▶ Task details: Go line by line through the records below. Copy whichever lines contain the string "вокруг".
--
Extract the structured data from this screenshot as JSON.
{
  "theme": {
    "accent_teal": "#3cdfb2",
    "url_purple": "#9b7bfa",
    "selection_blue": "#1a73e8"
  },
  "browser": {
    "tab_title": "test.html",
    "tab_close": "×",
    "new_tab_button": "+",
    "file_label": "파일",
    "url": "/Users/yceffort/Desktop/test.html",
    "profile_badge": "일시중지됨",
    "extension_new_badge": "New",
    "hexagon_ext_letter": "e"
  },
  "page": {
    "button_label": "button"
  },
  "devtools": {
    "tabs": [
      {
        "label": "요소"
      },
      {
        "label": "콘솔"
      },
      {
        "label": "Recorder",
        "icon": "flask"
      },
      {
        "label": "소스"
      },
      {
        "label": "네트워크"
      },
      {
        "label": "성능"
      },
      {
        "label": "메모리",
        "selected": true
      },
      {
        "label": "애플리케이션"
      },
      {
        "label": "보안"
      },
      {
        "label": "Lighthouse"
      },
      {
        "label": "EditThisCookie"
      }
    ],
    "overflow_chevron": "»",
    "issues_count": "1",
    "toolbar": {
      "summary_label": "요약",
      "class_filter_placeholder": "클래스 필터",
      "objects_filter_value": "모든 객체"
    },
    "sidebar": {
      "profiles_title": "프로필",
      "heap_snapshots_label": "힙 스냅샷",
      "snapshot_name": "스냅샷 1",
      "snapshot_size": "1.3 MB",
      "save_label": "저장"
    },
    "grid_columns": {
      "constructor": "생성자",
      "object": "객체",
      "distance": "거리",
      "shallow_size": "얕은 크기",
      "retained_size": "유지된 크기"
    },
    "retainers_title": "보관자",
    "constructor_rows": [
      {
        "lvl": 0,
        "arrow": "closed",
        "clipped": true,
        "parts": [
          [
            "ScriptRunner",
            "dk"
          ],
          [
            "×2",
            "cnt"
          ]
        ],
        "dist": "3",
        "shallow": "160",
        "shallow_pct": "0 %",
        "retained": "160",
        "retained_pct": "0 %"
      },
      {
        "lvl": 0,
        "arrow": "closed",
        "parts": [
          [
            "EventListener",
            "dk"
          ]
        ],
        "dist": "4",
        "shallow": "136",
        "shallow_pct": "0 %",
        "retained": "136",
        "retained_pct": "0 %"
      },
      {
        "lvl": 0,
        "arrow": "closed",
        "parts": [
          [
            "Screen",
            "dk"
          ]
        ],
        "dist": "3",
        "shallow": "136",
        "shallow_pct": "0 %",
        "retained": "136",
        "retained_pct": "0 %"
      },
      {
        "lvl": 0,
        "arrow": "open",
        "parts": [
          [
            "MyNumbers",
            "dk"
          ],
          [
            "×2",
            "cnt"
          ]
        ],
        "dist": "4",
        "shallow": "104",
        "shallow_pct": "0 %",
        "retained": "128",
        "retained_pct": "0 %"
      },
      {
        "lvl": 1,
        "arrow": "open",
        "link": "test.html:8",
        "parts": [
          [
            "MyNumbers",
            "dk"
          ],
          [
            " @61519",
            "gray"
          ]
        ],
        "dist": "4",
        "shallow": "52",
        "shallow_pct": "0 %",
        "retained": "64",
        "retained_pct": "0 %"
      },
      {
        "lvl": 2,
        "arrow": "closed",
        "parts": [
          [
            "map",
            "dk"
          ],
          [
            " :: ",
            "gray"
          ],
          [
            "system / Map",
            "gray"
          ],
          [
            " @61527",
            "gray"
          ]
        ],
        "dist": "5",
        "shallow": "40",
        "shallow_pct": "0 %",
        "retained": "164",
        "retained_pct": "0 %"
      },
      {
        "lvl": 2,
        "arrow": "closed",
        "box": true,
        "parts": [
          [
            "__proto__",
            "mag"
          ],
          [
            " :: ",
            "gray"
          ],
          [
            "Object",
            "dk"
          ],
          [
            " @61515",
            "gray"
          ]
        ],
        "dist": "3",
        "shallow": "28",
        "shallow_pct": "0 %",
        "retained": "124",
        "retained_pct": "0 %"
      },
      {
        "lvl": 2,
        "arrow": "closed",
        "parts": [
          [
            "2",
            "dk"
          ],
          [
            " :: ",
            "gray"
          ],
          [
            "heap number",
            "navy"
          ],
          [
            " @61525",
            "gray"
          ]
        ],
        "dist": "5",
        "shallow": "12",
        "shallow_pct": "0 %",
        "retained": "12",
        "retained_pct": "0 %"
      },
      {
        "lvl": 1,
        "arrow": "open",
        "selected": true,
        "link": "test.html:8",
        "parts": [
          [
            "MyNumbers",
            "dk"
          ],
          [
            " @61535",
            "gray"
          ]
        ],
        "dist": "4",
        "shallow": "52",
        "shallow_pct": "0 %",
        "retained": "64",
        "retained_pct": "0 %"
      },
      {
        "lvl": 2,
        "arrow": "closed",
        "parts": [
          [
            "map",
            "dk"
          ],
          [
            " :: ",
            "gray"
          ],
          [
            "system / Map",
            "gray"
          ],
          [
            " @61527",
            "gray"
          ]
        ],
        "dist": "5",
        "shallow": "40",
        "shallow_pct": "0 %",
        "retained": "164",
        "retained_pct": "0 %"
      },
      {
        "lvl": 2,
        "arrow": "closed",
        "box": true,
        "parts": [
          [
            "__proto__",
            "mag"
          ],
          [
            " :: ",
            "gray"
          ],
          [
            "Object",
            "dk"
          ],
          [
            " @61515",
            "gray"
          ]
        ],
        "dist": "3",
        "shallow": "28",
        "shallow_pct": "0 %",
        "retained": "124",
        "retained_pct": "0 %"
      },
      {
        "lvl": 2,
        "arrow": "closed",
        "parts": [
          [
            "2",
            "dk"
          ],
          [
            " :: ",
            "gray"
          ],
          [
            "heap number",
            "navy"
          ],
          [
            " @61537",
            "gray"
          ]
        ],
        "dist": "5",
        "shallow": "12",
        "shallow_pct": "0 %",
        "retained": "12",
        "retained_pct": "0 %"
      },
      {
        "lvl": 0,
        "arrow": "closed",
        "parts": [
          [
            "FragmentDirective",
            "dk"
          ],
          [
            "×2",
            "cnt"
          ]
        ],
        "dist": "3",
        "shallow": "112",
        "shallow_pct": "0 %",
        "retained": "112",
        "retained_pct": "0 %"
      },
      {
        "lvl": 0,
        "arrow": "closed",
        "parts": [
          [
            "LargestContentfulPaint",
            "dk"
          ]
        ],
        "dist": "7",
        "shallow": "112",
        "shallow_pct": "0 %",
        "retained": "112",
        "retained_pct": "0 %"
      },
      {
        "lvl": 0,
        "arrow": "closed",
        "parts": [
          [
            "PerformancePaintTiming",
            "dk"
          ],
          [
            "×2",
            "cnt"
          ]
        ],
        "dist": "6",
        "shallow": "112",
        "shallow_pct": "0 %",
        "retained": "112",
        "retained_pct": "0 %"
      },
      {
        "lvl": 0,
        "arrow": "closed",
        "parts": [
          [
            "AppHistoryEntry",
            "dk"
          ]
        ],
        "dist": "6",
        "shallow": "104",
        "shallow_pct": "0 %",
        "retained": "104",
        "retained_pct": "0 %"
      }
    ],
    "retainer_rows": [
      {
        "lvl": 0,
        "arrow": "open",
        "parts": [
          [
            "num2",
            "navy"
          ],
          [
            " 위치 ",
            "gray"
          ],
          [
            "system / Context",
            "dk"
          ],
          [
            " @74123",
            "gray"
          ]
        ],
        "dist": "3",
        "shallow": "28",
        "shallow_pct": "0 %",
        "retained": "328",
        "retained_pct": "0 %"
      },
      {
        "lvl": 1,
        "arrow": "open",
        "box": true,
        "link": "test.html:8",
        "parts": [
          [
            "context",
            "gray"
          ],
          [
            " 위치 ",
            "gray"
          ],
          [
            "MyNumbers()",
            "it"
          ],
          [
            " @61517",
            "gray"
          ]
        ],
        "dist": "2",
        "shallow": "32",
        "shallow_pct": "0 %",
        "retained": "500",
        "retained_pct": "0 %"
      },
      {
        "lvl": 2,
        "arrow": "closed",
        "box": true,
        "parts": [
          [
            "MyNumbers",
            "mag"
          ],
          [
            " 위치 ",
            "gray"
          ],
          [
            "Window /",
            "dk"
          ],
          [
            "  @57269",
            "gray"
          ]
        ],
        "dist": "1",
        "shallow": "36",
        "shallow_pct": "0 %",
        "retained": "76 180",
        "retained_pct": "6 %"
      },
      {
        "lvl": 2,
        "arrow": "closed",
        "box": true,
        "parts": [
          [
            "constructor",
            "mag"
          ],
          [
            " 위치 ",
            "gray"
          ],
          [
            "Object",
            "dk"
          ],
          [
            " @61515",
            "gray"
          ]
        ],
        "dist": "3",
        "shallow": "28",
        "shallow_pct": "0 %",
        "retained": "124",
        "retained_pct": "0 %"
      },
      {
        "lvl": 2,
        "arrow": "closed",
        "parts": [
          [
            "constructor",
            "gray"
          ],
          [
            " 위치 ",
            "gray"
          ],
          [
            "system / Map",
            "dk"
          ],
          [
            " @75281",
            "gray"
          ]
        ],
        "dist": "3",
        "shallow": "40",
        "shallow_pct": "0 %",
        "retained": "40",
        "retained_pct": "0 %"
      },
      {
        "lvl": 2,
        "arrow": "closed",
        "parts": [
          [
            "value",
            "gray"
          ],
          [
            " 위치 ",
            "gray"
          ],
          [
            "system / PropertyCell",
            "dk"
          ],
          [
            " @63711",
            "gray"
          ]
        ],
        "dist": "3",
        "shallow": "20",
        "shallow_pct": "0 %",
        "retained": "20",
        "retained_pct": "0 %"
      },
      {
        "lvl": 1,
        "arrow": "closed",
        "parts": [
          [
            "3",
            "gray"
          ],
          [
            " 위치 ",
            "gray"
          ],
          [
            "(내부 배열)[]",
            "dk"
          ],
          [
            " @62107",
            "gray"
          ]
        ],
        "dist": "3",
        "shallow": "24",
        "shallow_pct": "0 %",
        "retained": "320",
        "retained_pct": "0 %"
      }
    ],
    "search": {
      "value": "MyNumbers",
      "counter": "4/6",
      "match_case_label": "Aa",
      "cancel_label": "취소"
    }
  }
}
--
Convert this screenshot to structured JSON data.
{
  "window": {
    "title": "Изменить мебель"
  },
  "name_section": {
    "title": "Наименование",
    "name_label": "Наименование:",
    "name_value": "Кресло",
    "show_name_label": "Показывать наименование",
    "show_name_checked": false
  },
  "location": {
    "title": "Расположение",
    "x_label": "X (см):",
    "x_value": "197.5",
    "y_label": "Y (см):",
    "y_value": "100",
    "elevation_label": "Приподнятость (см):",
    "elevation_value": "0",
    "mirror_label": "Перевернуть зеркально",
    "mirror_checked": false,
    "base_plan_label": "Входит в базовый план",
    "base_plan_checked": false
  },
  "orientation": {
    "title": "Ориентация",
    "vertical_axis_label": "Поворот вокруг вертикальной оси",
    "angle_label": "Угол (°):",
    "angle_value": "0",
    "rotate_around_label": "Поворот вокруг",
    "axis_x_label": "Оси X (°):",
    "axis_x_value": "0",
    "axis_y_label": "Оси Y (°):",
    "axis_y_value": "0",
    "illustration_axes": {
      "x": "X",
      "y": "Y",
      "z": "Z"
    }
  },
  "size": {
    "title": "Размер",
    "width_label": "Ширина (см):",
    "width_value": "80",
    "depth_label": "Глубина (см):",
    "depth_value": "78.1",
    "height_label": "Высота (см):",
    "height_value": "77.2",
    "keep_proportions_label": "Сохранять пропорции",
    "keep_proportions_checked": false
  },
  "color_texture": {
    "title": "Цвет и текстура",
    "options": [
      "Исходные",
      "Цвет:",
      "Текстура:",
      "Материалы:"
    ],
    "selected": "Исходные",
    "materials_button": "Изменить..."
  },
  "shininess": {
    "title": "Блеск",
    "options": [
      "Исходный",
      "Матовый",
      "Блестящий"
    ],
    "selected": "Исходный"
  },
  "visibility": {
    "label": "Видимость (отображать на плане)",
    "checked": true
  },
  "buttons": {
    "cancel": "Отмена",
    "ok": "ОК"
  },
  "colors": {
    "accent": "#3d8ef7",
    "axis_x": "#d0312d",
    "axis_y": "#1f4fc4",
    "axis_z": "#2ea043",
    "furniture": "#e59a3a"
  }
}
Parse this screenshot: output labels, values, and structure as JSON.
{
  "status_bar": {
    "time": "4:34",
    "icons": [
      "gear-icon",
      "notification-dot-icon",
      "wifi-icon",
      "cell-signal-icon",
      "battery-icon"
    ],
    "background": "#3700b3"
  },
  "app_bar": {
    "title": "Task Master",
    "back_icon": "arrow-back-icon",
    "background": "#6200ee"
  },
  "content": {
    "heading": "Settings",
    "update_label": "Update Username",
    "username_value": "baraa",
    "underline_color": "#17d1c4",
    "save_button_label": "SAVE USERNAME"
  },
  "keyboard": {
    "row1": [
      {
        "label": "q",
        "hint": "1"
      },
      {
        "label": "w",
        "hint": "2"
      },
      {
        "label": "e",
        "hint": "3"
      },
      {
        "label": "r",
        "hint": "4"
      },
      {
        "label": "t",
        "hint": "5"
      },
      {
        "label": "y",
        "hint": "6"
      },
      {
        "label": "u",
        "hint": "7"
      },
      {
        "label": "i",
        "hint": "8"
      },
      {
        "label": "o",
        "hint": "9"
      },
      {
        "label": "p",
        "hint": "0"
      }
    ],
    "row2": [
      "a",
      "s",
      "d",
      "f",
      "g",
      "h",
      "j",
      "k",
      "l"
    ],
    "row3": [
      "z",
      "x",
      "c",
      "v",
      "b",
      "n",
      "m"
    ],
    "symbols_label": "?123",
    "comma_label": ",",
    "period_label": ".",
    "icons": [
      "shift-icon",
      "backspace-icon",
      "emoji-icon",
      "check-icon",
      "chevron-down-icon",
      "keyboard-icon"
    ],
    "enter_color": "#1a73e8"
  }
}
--
▶ Expected answer:
    "vertical_axis_label": "Поворот вокруг вертикальной оси",
    "rotate_around_label": "Поворот вокруг",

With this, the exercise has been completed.